■ **EXERCISE OBJECTIVE**: The answer must consist of every record, printed exactly as it stands.

■ **MATERIAL SUPPLIED**:
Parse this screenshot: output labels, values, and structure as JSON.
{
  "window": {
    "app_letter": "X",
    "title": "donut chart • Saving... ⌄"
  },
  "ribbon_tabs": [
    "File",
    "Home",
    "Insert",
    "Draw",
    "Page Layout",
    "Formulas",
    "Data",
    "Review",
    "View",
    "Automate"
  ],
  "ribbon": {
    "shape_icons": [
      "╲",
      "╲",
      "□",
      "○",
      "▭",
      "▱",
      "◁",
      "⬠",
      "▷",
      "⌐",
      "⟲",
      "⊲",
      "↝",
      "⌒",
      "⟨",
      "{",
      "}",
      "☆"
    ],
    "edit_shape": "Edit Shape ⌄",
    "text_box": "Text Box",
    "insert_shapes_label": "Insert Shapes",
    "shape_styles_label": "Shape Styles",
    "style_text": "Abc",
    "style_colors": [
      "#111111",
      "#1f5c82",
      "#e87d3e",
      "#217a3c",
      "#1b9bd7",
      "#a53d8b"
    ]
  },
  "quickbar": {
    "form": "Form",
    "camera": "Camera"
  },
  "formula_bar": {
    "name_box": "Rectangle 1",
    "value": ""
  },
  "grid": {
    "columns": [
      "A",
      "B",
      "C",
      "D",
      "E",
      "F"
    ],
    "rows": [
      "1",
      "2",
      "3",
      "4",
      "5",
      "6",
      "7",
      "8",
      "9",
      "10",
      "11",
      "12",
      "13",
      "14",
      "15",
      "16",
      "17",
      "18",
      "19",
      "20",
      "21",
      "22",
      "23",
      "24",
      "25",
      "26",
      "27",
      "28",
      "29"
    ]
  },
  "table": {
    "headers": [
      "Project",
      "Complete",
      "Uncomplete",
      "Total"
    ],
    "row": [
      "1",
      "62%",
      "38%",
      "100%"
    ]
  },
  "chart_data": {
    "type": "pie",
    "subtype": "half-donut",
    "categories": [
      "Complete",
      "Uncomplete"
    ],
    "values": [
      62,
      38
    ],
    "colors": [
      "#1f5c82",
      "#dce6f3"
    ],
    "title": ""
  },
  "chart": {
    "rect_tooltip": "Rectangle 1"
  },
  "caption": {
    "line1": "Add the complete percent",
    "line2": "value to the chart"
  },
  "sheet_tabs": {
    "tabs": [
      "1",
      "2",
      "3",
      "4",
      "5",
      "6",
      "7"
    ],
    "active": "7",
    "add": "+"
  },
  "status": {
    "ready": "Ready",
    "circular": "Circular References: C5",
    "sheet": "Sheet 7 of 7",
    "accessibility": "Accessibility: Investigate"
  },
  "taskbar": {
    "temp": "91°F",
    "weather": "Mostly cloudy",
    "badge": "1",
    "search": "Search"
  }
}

■ **OUTPUT FOR THIS EXERCISE**:
Parse this screenshot: output labels, values, and structure as JSON.
{
  "window": {
    "app_letter": "X",
    "title": "donut chart • Saving... ⌄"
  },
  "ribbon_tabs": [
    "File",
    "Home",
    "Insert",
    "Draw",
    "Page Layout",
    "Formulas",
    "Data",
    "Review",
    "View",
    "Automate"
  ],
  "ribbon": {
    "shape_icons": [
      "╲",
      "╲",
      "□",
      "○",
      "▭",
      "▱",
      "◁",
      "⬠",
      "▷",
      "⌐",
      "⟲",
      "⊲",
      "↝",
      "⌒",
      "⟨",
      "{",
      "}",
      "☆"
    ],
    "edit_shape": "Edit Shape ⌄",
    "text_box": "Text Box",
    "insert_shapes_label": "Insert Shapes",
    "shape_styles_label": "Shape Styles",
    "style_text": "Abc",
    "style_colors": [
      "#111111",
      "#1f5c82",
      "#e87d3e",
      "#217a3c",
      "#1b9bd7",
      "#a53d8b"
    ]
  },
  "quickbar": {
    "form": "Form",
    "camera": "Camera"
  },
  "formula_bar": {
    "name_box": "Rectangle 1",
    "value": ""
  },
  "grid": {
    "columns": [
      "A",
      "B",
      "C",
      "D",
      "E",
      "F"
    ],
    "rows": [
      "1",
      "2",
      "3",
      "4",
      "5",
      "6",
      "7",
      "8",
      "9",
      "10",
      "11",
      "12",
      "13",
      "14",
      "15",
      "16",
      "17",
      "18",
      "19",
      "20",
      "21",
      "22",
      "23",
      "24",
      "25",
      "26",
      "27",
      "28",
      "29"
    ]
  },
  "table": {
    "headers": [
      "Project",
      "Complete",
      "Uncomplete",
      "Total"
    ],
    "row": [
      "1",
      "62%",
      "38%",
      "100%"
    ]
  },
  "chart_data": {
    "type": "pie",
    "subtype": "half-donut",
    "categories": [
      "Complete",
      "Uncomplete"
    ],
    "values": [
      62,
      38
    ],
    "colors": [
      "#1f5c82",
      "#dce6f3"
    ],
    "title": ""
  },
  "chart": {
    "rect_tooltip": "Rectangle 1"
  },
  "caption": {
    "line1": "Add the complete percent",
    "line2": "value to the chart"
  },
  "sheet_tabs": {
    "tabs": [
      "1",
      "2",
      "3",
      "4",
      "5",
      "6",
      "7"
    ],
    "active": "7",
    "add": "+"
  },
  "status": {
    "ready": "Ready",
    "circular": "Circular References: C5",
    "sheet": "Sheet 7 of 7",
    "accessibility": "Accessibility: Investigate"
  },
  "taskbar": {
    "temp": "91°F",
    "weather": "Mostly cloudy",
    "badge": "1",
    "search": "Search"
  }
}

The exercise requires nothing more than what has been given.